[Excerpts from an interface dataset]
_ _ _
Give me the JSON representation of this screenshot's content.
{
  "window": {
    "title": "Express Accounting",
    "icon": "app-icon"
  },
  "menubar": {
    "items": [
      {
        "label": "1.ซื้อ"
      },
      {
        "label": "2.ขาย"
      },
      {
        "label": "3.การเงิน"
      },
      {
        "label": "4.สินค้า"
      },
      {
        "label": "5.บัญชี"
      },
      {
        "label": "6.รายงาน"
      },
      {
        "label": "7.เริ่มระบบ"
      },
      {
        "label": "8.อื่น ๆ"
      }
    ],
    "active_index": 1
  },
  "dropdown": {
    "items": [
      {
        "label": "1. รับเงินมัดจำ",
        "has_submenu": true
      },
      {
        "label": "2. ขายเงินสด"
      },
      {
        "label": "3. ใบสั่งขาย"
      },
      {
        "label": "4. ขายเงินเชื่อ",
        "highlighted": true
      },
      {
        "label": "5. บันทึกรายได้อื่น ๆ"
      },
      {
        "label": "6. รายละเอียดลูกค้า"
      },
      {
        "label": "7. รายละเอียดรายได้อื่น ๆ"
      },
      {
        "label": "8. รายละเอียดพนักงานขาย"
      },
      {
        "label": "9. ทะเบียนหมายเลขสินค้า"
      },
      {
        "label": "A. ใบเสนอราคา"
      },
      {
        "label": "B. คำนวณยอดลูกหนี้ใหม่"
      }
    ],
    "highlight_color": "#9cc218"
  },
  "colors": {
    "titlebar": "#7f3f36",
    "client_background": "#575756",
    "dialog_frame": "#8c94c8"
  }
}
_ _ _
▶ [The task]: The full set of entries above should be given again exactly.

▶ [Written solution]:
Give me the JSON representation of this screenshot's content.
{
  "window": {
    "title": "Express Accounting",
    "icon": "app-icon"
  },
  "menubar": {
    "items": [
      {
        "label": "1.ซื้อ"
      },
      {
        "label": "2.ขาย"
      },
      {
        "label": "3.การเงิน"
      },
      {
        "label": "4.สินค้า"
      },
      {
        "label": "5.บัญชี"
      },
      {
        "label": "6.รายงาน"
      },
      {
        "label": "7.เริ่มระบบ"
      },
      {
        "label": "8.อื่น ๆ"
      }
    ],
    "active_index": 1
  },
  "dropdown": {
    "items": [
      {
        "label": "1. รับเงินมัดจำ",
        "has_submenu": true
      },
      {
        "label": "2. ขายเงินสด"
      },
      {
        "label": "3. ใบสั่งขาย"
      },
      {
        "label": "4. ขายเงินเชื่อ",
        "highlighted": true
      },
      {
        "label": "5. บันทึกรายได้อื่น ๆ"
      },
      {
        "label": "6. รายละเอียดลูกค้า"
      },
      {
        "label": "7. รายละเอียดรายได้อื่น ๆ"
      },
      {
        "label": "8. รายละเอียดพนักงานขาย"
      },
      {
        "label": "9. ทะเบียนหมายเลขสินค้า"
      },
      {
        "label": "A. ใบเสนอราคา"
      },
      {
        "label": "B. คำนวณยอดลูกหนี้ใหม่"
      }
    ],
    "highlight_color": "#9cc218"
  },
  "colors": {
    "titlebar": "#7f3f36",
    "client_background": "#575756",
    "dialog_frame": "#8c94c8"
  }
}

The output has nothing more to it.